Malik, J. S., Kalhan, M., Punia, A., & Behera, B. K. (2013). Utilisation of Financial Assistance under Janani Suraksha Yojana in Rural India. Nigerian Journal of Basic and Clinical Sciences, 10(1), 8-12.

Mathur, K. (2008). Gender Hierarchies and Inequalities: Taking Stock of Women’s Sexual and Reproductive Health. Economic and Political Weekly, 43(49), 54-61.

Murray, S. J. (2006). “Thanatopoloitics: On the use of Death for Mobilising Political Life. Polygraph, 18,191-215.
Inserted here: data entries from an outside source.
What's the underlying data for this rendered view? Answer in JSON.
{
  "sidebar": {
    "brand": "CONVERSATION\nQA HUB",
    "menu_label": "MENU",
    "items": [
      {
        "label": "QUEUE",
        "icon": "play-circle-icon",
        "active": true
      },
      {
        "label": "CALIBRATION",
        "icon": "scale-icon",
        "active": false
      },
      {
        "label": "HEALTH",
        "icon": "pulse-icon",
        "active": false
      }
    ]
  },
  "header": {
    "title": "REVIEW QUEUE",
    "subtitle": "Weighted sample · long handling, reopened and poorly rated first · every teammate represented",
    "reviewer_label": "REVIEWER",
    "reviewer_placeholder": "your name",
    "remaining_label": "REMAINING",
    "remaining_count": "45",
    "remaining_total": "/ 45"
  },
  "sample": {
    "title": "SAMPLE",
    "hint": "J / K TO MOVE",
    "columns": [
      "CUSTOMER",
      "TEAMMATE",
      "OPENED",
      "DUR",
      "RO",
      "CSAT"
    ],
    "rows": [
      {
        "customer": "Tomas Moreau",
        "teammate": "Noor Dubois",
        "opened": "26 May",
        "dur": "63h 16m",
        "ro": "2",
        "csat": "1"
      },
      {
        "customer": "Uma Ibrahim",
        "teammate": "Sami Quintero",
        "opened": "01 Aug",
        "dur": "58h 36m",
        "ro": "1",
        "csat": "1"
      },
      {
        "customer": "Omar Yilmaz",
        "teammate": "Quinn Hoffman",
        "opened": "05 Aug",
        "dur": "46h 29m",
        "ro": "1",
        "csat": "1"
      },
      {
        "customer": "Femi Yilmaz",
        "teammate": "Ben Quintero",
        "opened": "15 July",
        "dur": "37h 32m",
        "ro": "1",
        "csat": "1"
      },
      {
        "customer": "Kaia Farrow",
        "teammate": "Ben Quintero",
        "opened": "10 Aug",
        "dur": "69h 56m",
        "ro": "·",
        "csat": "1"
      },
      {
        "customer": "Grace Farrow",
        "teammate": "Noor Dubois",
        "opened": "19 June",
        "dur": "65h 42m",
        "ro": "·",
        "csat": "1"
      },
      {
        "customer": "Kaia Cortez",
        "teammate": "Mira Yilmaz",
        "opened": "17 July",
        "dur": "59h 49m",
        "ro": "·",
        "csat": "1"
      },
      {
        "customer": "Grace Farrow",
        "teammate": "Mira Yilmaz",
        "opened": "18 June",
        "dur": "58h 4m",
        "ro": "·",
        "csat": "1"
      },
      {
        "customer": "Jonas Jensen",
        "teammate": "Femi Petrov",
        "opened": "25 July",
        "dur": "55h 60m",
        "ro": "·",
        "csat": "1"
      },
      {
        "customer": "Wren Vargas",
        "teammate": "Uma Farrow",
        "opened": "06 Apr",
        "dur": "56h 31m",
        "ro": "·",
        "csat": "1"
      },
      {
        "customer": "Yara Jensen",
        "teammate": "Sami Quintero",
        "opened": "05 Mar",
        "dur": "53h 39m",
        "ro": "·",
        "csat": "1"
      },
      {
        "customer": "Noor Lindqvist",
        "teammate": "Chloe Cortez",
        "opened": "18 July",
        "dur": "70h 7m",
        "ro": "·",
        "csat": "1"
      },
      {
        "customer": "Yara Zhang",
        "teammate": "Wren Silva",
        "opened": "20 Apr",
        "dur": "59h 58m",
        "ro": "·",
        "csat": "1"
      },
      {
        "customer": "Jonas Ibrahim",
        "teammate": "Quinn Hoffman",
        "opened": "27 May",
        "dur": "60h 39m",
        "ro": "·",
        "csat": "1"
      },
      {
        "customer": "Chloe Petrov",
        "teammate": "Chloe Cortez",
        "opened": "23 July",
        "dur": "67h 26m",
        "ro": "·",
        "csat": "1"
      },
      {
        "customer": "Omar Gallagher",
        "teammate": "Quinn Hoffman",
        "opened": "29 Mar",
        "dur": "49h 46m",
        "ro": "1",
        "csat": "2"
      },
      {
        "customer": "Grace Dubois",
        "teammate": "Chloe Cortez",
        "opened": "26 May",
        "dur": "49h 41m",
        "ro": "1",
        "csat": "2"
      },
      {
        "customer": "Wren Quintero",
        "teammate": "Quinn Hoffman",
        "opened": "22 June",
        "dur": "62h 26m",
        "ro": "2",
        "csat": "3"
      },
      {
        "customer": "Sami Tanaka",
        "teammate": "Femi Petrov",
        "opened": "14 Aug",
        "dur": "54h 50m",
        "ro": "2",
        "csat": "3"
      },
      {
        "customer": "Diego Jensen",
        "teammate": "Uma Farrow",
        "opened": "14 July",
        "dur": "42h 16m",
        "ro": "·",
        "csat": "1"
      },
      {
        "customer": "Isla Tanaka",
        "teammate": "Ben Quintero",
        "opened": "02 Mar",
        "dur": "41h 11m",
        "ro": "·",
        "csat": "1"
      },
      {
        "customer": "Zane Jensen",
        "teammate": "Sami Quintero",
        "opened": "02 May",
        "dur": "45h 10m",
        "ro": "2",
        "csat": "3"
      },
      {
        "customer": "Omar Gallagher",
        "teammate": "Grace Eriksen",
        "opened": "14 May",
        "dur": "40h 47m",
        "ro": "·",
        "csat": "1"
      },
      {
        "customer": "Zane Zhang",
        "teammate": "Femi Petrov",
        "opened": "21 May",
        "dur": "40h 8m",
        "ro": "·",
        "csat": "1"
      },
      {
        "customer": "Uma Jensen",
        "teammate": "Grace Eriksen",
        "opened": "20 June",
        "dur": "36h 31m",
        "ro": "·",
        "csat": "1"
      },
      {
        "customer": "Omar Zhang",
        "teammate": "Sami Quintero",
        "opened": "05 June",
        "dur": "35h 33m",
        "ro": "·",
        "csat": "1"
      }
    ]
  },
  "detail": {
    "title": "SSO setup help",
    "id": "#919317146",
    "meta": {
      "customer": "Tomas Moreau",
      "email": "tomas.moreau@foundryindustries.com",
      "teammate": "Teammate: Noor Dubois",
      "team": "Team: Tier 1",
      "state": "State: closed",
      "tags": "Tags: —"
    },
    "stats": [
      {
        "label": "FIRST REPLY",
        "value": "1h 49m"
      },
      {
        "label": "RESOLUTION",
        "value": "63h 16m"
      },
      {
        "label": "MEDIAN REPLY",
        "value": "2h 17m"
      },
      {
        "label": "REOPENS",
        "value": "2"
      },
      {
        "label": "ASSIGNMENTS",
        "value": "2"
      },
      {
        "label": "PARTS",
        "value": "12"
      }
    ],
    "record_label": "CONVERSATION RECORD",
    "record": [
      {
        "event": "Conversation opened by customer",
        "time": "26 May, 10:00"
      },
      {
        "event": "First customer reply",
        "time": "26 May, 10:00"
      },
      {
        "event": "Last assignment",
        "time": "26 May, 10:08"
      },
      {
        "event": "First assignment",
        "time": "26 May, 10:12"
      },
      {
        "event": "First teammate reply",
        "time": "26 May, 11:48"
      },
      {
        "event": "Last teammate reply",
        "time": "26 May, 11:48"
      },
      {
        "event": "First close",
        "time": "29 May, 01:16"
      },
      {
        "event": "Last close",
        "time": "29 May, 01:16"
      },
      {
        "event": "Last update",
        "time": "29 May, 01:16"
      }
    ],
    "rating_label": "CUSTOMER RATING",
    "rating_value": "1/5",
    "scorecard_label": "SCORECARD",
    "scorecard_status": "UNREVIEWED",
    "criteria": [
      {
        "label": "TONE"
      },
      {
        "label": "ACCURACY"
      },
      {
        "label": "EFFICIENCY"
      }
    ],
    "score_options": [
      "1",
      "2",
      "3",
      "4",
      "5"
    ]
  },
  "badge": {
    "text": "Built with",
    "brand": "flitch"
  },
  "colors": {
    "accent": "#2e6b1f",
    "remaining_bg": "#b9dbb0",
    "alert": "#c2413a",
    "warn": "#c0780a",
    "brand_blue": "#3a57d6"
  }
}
Pahwa, P., & Sood, A. (2013). Existing Practices and Barriers of MCH Services ─ A Case Study of Urban Slums of district Mohali, Punjab, India. Global Journal of Medicine and Public Health, 2(4), 1-8.

Purewal, N. K. (2010). Son Preference: Sex Selection, Gender and Culture in South Asia. New York: Berg Publications.

Reddy, H., Pradhan, M. R., Ghosh, R., & Khan, A.G. (2012). India’s Progress towards Millennium Development Goal 4 and 5 on Infant and Maternal Mortality. WHO South-East Asia Journal of Public Health, 1(3), 279-289.

Sanneving, L., Trygg, N., Saxena, D., Maralankar, D., & Thomsen, S. (2013). Inequity in India: The Case of Maternal and Reproductive Health. Global Health Action, 6, 1-31.

Sesia, P. M. (2009). Women Come here on their Own When They Need to: Prenatal Care, Authoritative Knowledge and Maternal Health in Oaxaca. Medical Anthropology Quarterly, 10(2), 121-140.

Shah, K.T, (Ed.) (1947). National Planning Committee Series: National Health. Bombay: Vora and Co. Publishers Ltd.

Singh, S., Remez, L., Ram, U., Moore, A. M., & Audam, S. (2009). Barriers to Safe Motherhood in India. New York: Guttmatcher Institute.

Varley, E. (2010). Targeted Doctors, Missing Patients: Obstetric Health Services and Sectarian Conflict in Northern Pakistan. Social Science and Medicine, 70, 61-70.

Vikram, K., Sharma, A.K., & Kannan, A.T. (2013). Beneficiary Level Factors Influencing Janani Suraksha Yojana in Urban Slum Population of Trans-Yamuna Area of Delhi. Indian Journal of Medical Research, 138, 340-346.

Vora, K. S., Mavalankar, D. S., Ramani, K.V., Upadhyaya, M., Sharma, B., Iyengar, S., Gupta, V., & Iyengar, K. (2009). Maternal Health Situation in India: A Case Study. Journal of Health and Population Nutrition, 27(2). 184-201.



  • There are currently no refbacks.